Author Mark Weisbrot says: “Behind almost every prolonged economic malfeasance there is some combination of outworn bad ideas, incompetence and the malign influence of powerful special interests”. Unfortunately, such nightmares are repeated in other places because even if the lessons are learned, they are not taken to heart, by “the people who call the shots”.
Keith Dicker writes: Why is the world in an economic funk? The answer is quite simple: Private Capital does not like the actions by central banks and governments, and is withdrawing their money from the global economy. And it is heading towards the center of the earth. Yes, it really is as simple as that.
T Sabri Öncü writes: Some insist that the global economy is in “secular stagnation,” but the facts suggest we may be entering the “worst” depression in history. Global markets have been on a slippery slope since 2007, and things have only been getting worse. The picture looks dismal, no matter which theoretical lens one uses.
Financial bubbles arise when asset prices inflate above what incomes can sustain. The mathematical reality is that the current over $200 trillion in debt and perhaps another $500 trillion of un(der)funded liabilities really cannot ever be paid back under current terms. In order for these obligations to be reset to a reality-based level, something has to give.
The Guardian reports: Investors face a “cataclysmic year” where stock markets could fall by up to 20% and oil could slump to $16 a barrel, the Royal Bank of Scotland have warned. In a note to clients, it said: “Sell everything except high quality bonds. This is about return of capital, not return on capital.”
Sajai Jose Alexis Tsipras, the first Left Greek Prime Minister. Credit: SpaceShoe/Flickr, CC 2.0. Cover image of old woman in Athens is also by Spaceshoe Greece has become the first developed country to default on an International Monetary Fund loan, itself a fraction of a €323 billion national debt – equivalent to more than 175% of the country’s

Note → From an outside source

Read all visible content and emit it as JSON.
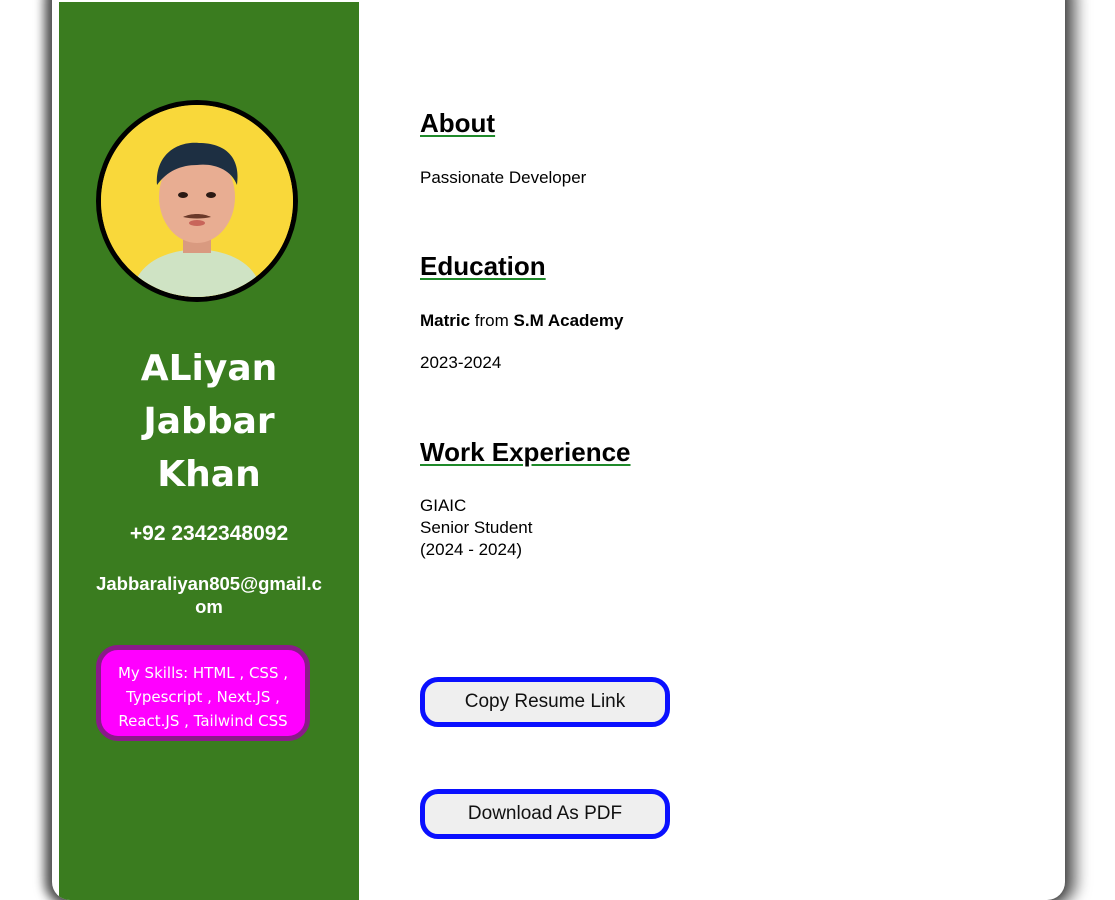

The Encyclical by Pope Francis is being hailed by environmentalists as the second coming. It’s hardly that, in my view. Nonetheless, I was struck within minutes of starting it, by the incisive and accurate commentary it offers on our true predicament. Here are some passages that resonated with me and that I found highly insightful. Manu